It was a balmy August day in the little known village of Pandhurna in India when Manoj and family shuffled into Abha’s home. Like typical relatives of the prospective groom the family was loud and unintentionally obnoxious. They cracked corny jokes and everybody had to laugh politely.
Abha’s parents were quiet and submissive like most parents-of-the-girl but even more so as Abha had a flaw. A single flaw. In an otherwise perfectly chiseled face, one eye was just slightly smaller than the other. Her sight was perfect – it was merely cosmetic but it was a flaw nevertheless. An apparently big one in the eyes of the 11 odd men who had trooped in to their home, eaten hot samosas, drunk sweet spicy tea and then walked out after crushing Abha’s parents with a resounding no.
Abha had come to accept the fact that men cannot and will not see beyond her mildly disproportionate eyes and so mostly went through the motions mechanically, accepting the fact that the evening will end with a borderline ugly man’s refusal, her father’s cursing and her mother’s growing hysterics.
Oddly, that morning, it all seemed to be going perfectly. Manoj was tall and strapping.
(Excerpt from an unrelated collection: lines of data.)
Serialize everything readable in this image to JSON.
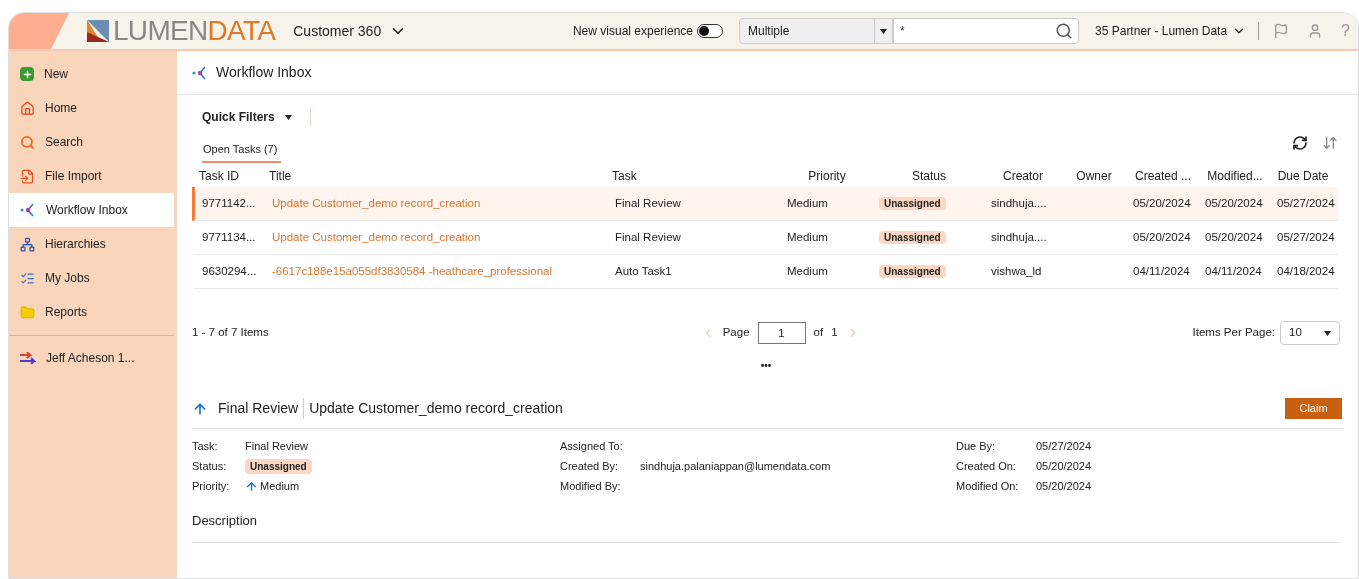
{
  "header": {
    "logo": {
      "part1": "LUMEN",
      "part2": "DATA"
    },
    "app_menu": "Customer 360",
    "toggle": {
      "label": "New visual experience",
      "on": false
    },
    "search_scope": "Multiple",
    "search_value": "*",
    "tenant": "35 Partner - Lumen Data",
    "help": "?"
  },
  "sidebar": {
    "items": [
      {
        "label": "New",
        "selected": false
      },
      {
        "label": "Home",
        "selected": false
      },
      {
        "label": "Search",
        "selected": false
      },
      {
        "label": "File Import",
        "selected": false
      },
      {
        "label": "Workflow Inbox",
        "selected": true
      },
      {
        "label": "Hierarchies",
        "selected": false
      },
      {
        "label": "My Jobs",
        "selected": false
      },
      {
        "label": "Reports",
        "selected": false
      }
    ],
    "user": "Jeff Acheson 1..."
  },
  "page_title": "Workflow Inbox",
  "quick_filters": "Quick Filters",
  "tabs": [
    {
      "label": "Open Tasks (7)",
      "selected": true
    }
  ],
  "table": {
    "columns": [
      "Task ID",
      "Title",
      "Task",
      "Priority",
      "Status",
      "Creator",
      "Owner",
      "Created ...",
      "Modified...",
      "Due Date"
    ],
    "rows": [
      {
        "selected": true,
        "cells": [
          "9771142...",
          "Update Customer_demo record_creation",
          "Final Review",
          "Medium",
          "Unassigned",
          "sindhuja....",
          "",
          "05/20/2024",
          "05/20/2024",
          "05/27/2024"
        ]
      },
      {
        "selected": false,
        "cells": [
          "9771134...",
          "Update Customer_demo record_creation",
          "Final Review",
          "Medium",
          "Unassigned",
          "sindhuja....",
          "",
          "05/20/2024",
          "05/20/2024",
          "05/27/2024"
        ]
      },
      {
        "selected": false,
        "cells": [
          "9630294...",
          "-6617c188e15a055df3830584 -heathcare_professional",
          "Auto Task1",
          "Medium",
          "Unassigned",
          "vishwa_ld",
          "",
          "04/11/2024",
          "04/11/2024",
          "04/18/2024"
        ]
      }
    ]
  },
  "pager": {
    "summary": "1 - 7 of 7 Items",
    "page_label": "Page",
    "page": "1",
    "of_label": "of",
    "total": "1",
    "per_page_label": "Items Per Page:",
    "per_page": "10"
  },
  "more": "•••",
  "detail": {
    "task": "Final Review",
    "title": "Update Customer_demo record_creation",
    "claim": "Claim",
    "fields": [
      [
        {
          "label": "Task:",
          "value": "Final Review",
          "kind": "text"
        },
        {
          "label": "Status:",
          "value": "Unassigned",
          "kind": "badge"
        },
        {
          "label": "Priority:",
          "value": "Medium",
          "kind": "priority"
        }
      ],
      [
        {
          "label": "Assigned To:"
        },
        {
          "label": "Created By:",
          "value": "sindhuja.palaniappan@lumendata.com",
          "kind": "text"
        },
        {
          "label": "Modified By:"
        }
      ],
      [
        {
          "label": "Due By:",
          "value": "05/27/2024",
          "kind": "text"
        },
        {
          "label": "Created On:",
          "value": "05/20/2024",
          "kind": "text"
        },
        {
          "label": "Modified On:",
          "value": "05/20/2024",
          "kind": "text"
        }
      ]
    ],
    "description_label": "Description"
  }
}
He had a full head of hair and a reasonably becoming face. The family’s expressions did not change noticeably when they saw her and the pleasant conversation that followed began to lull her parents thoughts to a vision of a crimson clad Abha smiling at them. Abha, draped in a light blue saree served up the savories and then sang an old hindi movie song which she had sung several dozen times before.
The family applauded and talk veered towards the wedding. The boy’s family hadn’t committed yet but the fact that they were discussing potential scenarios itself made Abha’s parents practically jump in their seats. The glances that passed between her mother and father would have been funny if they weren’t as pathetically hopeful.
And then Abha mustered up the courage to look directly at Manoj and she held his gaze. He looked at her and then his gaze wavered – ever so slightly. And she knew then – she knew he had no intention of saying yes. This was one of those delayed refusals. They would leave here and wait two days and then say no – with the pretext of the horoscopes not matching or something or the other. And in that very instant she despised him. She
despised the fact he was as superficial as the others. But what she despised even more was the fact that he did not even have the courage to voice it to her face.
In the same instant Manoj also knew. He could feel the force of her loathing. But he was too much of a coward to even admit it to himself.
The morning drew to a close. They begged to be excused as they had to visit another relative near the Jamb river. Greetings were exchanged and promises were made to be in touch over the phone. Manoj climbed into the front seat of the Tata Sumo and the rest of the family bundled in. Everybody waved goodbye except Manoj who kept his eyes peeled on the road ahead.
Abha’s parents practically floated back into the house. Her father affectionately patted her head and her younger sister kept giggling involuntarily. Abha did not have the heart to burst their bubble – so she bit her tongue and remained silent. She could not grudge them their few moments of joy however short lived she knew they would turn out to be.
They barely sat down to the midday meal when her father’s mobile rang. Almost four rings went by before his overexcited mind managed to direct his fumbling hands into pressing the receive button.
The whole family except Abha looked at him expectantly. He gasped like she expected him to but she definitely did not expect the next words to come out of his mouth – ‘Which hospital?’
From the limited information provided to them they gathered that the family on their way back had driven past the annual Gotmaar festival that Pandhurna is famous for. Despite his parents telling him not to, Manoj had stepped out of the vehicle for a closer look at the madness that surrounded this festival.
Following an age old tradition, villagers from Pandhurna and the nearby Sawargaon faced each other across the Jamb river. Pelting each other with rocks and stones, each group aimed to reach the middle to capture the flag stuck on to a tree trunk. Manoj had caught a flying rock straight in the face and joined the many faceless, nameless unnecessary casualties of this tradition.
When he regained consciousness, his hand involuntarily reached directly for his left eye and found it bandaged.Drifting in and out of consciousness he could hear whispers from the adjacent room floating in suggesting a deformity with his left eye, the loss of his eyesight and he had to force himself to tune them out.
And then Abha mustered up the courage to look directly at Manoj and she held his gaze. He looked at her and then his gaze wavered – ever so slightly.